DATA IN THIS EXERCISE
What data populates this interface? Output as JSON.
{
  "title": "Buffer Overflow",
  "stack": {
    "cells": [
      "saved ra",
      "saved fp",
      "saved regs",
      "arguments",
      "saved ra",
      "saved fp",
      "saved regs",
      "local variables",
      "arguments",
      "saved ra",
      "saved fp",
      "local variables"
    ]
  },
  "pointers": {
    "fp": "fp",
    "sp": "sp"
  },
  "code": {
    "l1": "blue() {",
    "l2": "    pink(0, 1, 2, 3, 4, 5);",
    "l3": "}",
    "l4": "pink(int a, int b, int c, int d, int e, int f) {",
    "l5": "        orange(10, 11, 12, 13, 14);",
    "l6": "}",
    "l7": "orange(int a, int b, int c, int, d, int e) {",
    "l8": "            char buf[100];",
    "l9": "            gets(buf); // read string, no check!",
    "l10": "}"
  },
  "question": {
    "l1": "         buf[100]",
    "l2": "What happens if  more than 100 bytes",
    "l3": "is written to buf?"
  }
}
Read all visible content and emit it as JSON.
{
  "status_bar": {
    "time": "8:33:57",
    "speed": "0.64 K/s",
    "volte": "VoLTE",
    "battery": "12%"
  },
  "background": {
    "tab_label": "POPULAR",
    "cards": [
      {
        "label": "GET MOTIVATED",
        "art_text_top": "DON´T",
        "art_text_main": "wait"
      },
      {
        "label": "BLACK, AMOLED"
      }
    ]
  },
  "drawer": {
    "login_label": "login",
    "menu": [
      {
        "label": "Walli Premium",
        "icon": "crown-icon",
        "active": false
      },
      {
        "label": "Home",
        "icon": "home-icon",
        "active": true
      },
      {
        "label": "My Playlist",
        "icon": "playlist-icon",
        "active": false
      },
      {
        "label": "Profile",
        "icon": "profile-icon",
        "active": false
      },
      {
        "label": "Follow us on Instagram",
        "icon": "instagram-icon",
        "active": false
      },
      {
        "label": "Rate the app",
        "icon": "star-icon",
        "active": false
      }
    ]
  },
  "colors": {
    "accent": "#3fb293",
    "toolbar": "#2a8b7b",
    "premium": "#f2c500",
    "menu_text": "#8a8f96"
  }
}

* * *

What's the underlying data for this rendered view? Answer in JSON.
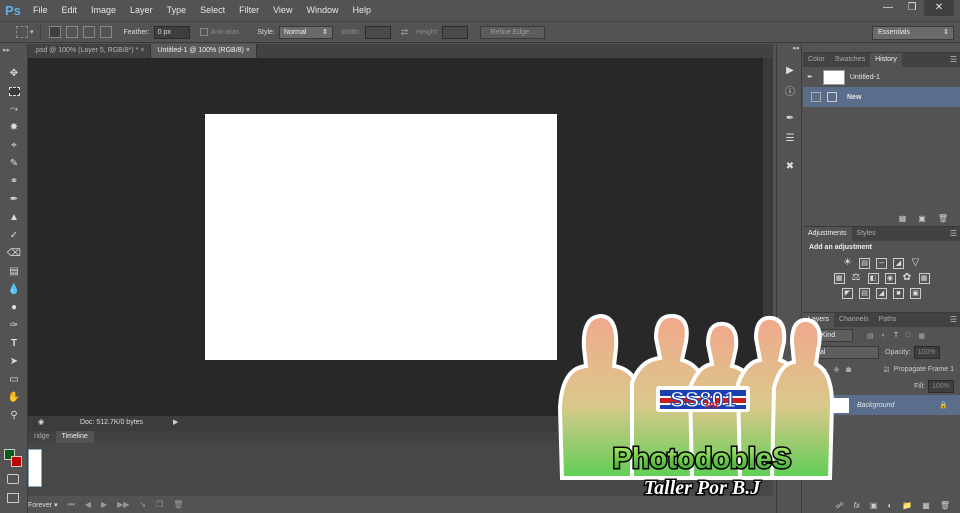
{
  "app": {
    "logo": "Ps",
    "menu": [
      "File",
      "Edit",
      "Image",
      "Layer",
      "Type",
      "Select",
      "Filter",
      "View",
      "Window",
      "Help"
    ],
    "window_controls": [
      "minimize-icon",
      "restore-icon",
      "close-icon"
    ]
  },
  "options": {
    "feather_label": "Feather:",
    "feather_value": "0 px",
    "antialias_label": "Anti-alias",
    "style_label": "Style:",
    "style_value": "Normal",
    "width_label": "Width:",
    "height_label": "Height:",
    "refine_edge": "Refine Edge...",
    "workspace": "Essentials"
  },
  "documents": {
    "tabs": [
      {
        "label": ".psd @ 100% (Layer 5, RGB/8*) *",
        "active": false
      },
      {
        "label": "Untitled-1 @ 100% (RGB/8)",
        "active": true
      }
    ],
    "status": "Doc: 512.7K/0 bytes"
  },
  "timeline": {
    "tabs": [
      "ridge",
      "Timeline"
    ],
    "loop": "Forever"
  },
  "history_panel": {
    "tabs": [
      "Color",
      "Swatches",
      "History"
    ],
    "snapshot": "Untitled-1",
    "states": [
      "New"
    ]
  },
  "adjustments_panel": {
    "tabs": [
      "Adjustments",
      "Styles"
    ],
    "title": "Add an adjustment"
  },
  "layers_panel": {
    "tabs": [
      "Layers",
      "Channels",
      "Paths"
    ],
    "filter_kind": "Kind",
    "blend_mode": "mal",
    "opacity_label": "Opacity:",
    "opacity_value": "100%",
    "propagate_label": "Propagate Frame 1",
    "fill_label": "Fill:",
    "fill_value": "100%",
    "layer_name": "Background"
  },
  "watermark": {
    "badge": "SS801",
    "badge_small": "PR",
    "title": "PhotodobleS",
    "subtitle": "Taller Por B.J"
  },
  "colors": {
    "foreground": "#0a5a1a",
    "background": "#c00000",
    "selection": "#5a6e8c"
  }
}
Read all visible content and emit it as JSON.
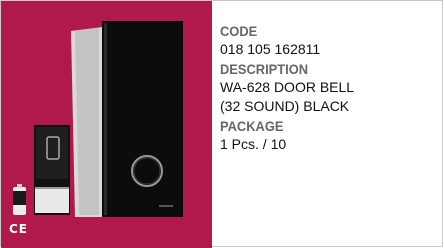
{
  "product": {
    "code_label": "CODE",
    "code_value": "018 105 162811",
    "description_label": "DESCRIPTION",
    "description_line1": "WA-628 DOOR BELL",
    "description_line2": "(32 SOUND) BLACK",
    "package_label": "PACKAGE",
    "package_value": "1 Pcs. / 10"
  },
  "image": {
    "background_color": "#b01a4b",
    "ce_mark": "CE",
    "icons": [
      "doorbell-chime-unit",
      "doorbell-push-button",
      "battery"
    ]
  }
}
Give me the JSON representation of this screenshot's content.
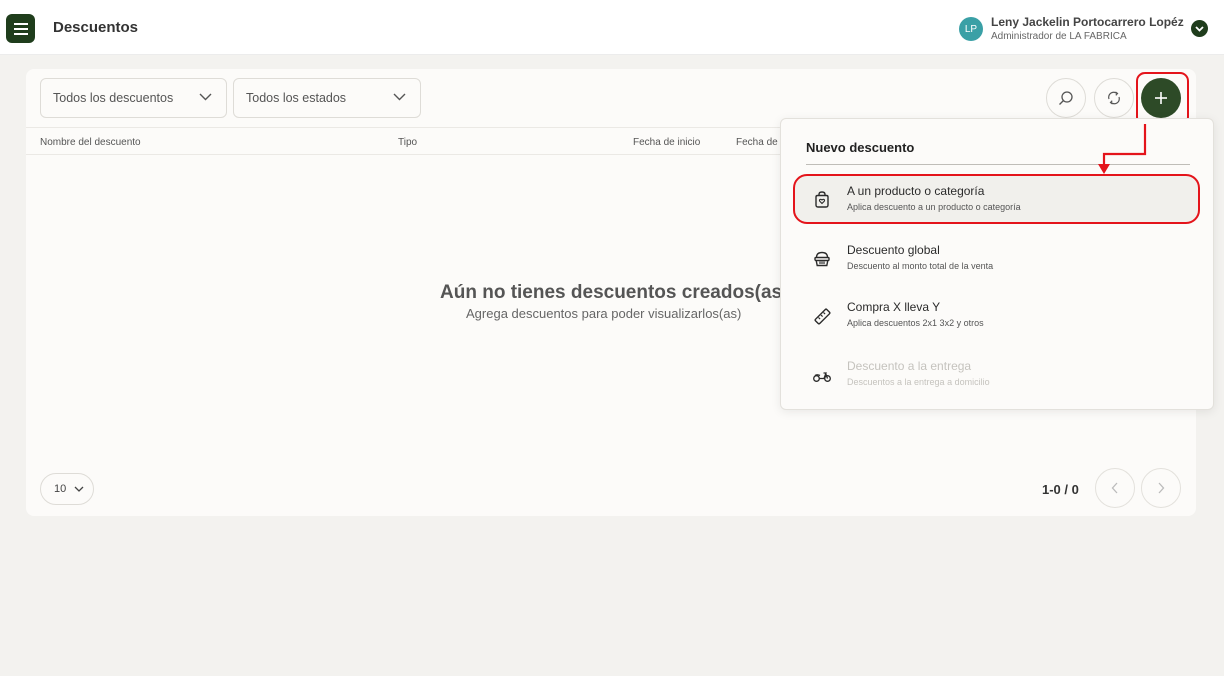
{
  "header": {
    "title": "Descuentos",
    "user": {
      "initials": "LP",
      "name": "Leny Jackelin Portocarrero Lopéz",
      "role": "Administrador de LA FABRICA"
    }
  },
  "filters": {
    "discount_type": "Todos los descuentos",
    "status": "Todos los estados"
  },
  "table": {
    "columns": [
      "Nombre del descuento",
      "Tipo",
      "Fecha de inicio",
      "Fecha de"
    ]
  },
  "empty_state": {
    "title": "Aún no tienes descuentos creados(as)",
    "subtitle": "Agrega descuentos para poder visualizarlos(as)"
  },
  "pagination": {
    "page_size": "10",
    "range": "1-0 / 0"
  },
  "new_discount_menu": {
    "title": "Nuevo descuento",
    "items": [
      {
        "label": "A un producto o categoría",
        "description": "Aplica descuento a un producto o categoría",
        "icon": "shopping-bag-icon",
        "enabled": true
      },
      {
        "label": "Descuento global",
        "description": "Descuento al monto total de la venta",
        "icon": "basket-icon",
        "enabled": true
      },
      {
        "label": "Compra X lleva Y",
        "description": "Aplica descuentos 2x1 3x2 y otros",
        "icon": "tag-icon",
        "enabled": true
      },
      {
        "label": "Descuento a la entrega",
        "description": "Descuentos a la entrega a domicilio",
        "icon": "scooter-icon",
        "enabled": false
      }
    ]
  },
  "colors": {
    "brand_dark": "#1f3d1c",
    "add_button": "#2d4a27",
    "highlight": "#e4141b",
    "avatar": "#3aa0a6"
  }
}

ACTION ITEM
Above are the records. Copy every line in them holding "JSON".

SOLUTION FOR THIS TASK
What data populates this interface? Output as JSON.
Read all visible content and emit it as JSON.
What's the underlying data for this rendered view? Answer in JSON.
Read all visible content and emit it as JSON.
Give me the JSON representation of this screenshot's content.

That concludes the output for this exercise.